Students might have to start paying back their HECS/HELP loans while they're still at uni.

Hidden away, among thousands of numbers in the 2016 Budget, there's one sentence that will terrify uni students and graduates.

Here it is...

Is says: "to improve repayments from [low-income students who live in high-income households], it has been suggested that a household income test be introduced".

Buried on page 22 of its 'Driving Innovation, Fairness and Excellence' discussion paper is the one and only mention of this "household income test" in this year's Budget.
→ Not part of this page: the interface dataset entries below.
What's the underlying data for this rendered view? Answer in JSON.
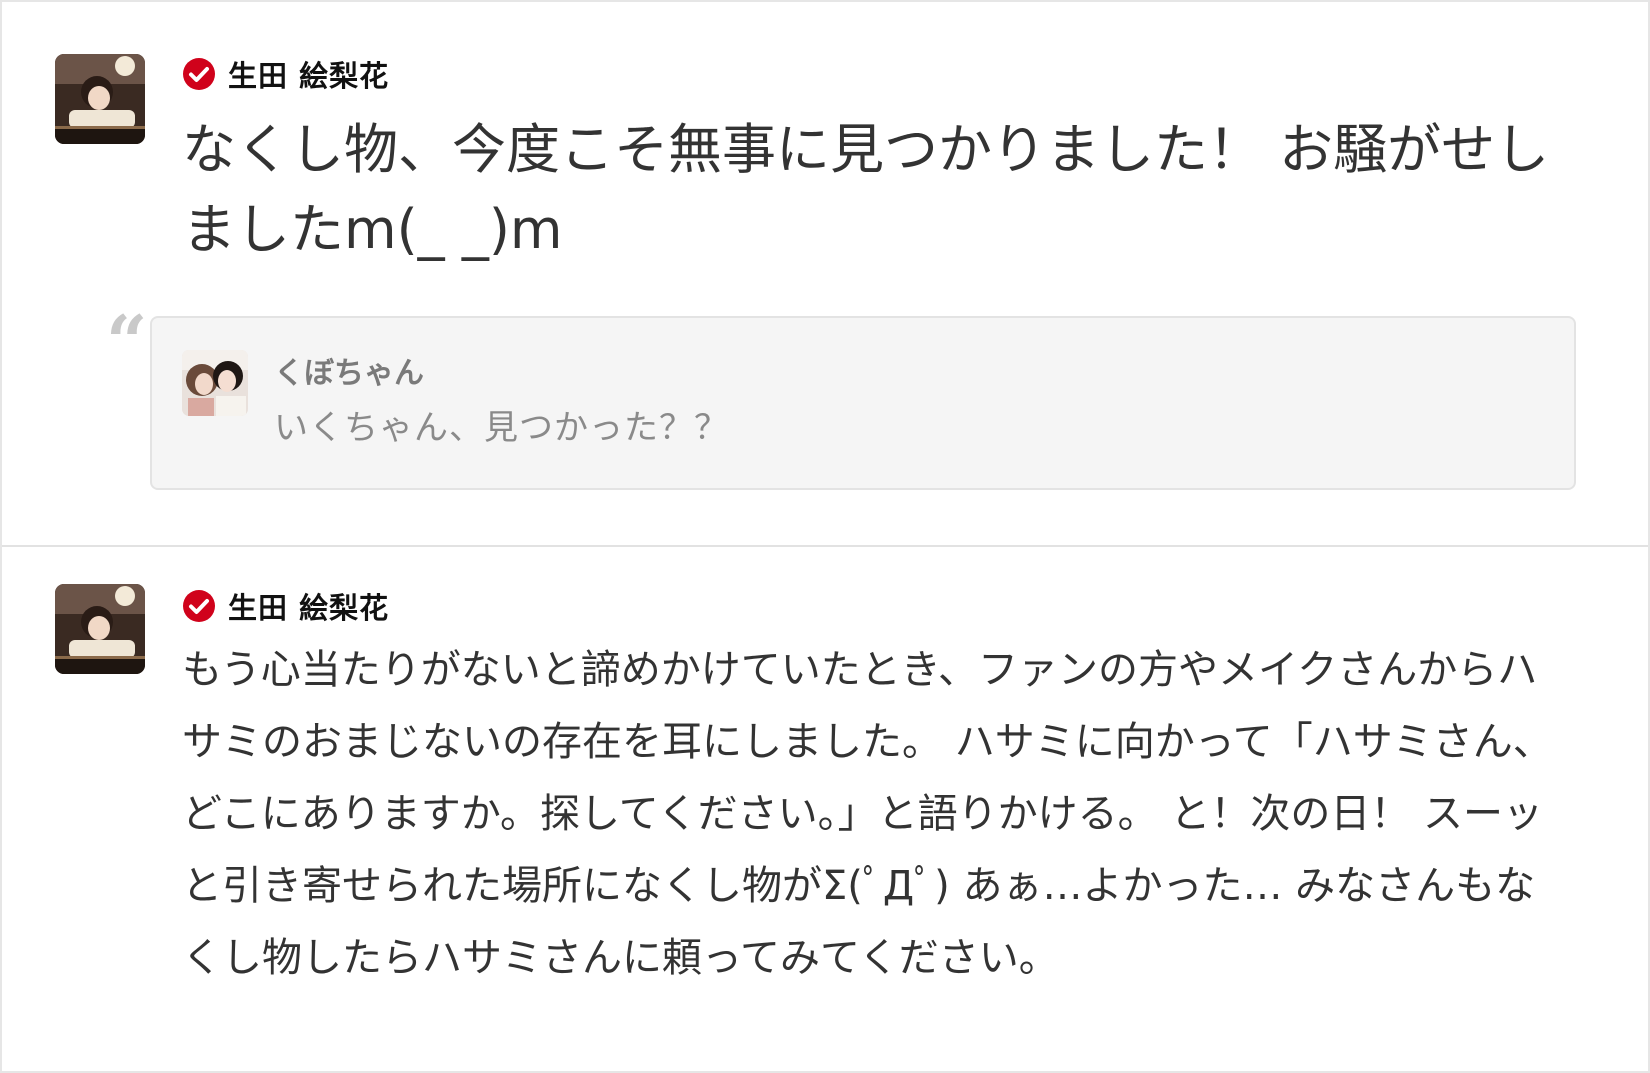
{
  "posts": [
    {
      "author": "生田 絵梨花",
      "verified_icon": "verified-check-icon",
      "text_lines": [
        "なくし物、今度こそ無事に見つかりました！ お騒がせし",
        "ましたm(_ _)m"
      ],
      "quoted": {
        "author": "くぼちゃん",
        "text": "いくちゃん、見つかった？？"
      }
    },
    {
      "author": "生田 絵梨花",
      "verified_icon": "verified-check-icon",
      "text_lines": [
        "もう心当たりがないと諦めかけていたとき、ファンの方やメイクさんからハ",
        "サミのおまじないの存在を耳にしました。 ハサミに向かって「ハサミさん、",
        "どこにありますか。探してください。」と語りかける。 と！次の日！ スーッ",
        "と引き寄せられた場所になくし物がΣ(ﾟДﾟ) あぁ…よかった… みなさんもな",
        "くし物したらハサミさんに頼ってみてください。"
      ]
    }
  ],
  "colors": {
    "verified_red": "#d0021b",
    "text": "#333333",
    "quote_bg": "#f5f5f5"
  }
}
It's kind of like they didn't want anyone to find it.

So, what's a household income test?

It's a measurement of how much money your family makes each year.

Family in this instance, means either your parents (if you live with them) or your de-facto.

So your income + your family's income = total household income.

For a case study, let's look at how the proposed changes would affect "Malcolm".

Why does the government want to make changes to higher education contributions? Because it estimates unpaid student debts will hit more than $70 billion by 2018, so it wants to make grads start paying back what they owe sooner.

Life tip: Don't look at your HECS debt before bed

The government has also proposed lowering the repayments threshold to $50,000.

At this stage, both the household income test, and the lower threshold, are just government proposals.

Don't expect to get a clear higher education policy from the government anytime soon.

One thing we do know is that full fee deregulation, as proposed by the Abbott government in 2014, is off the table. The Coalition couldn't get that through parliament, twice.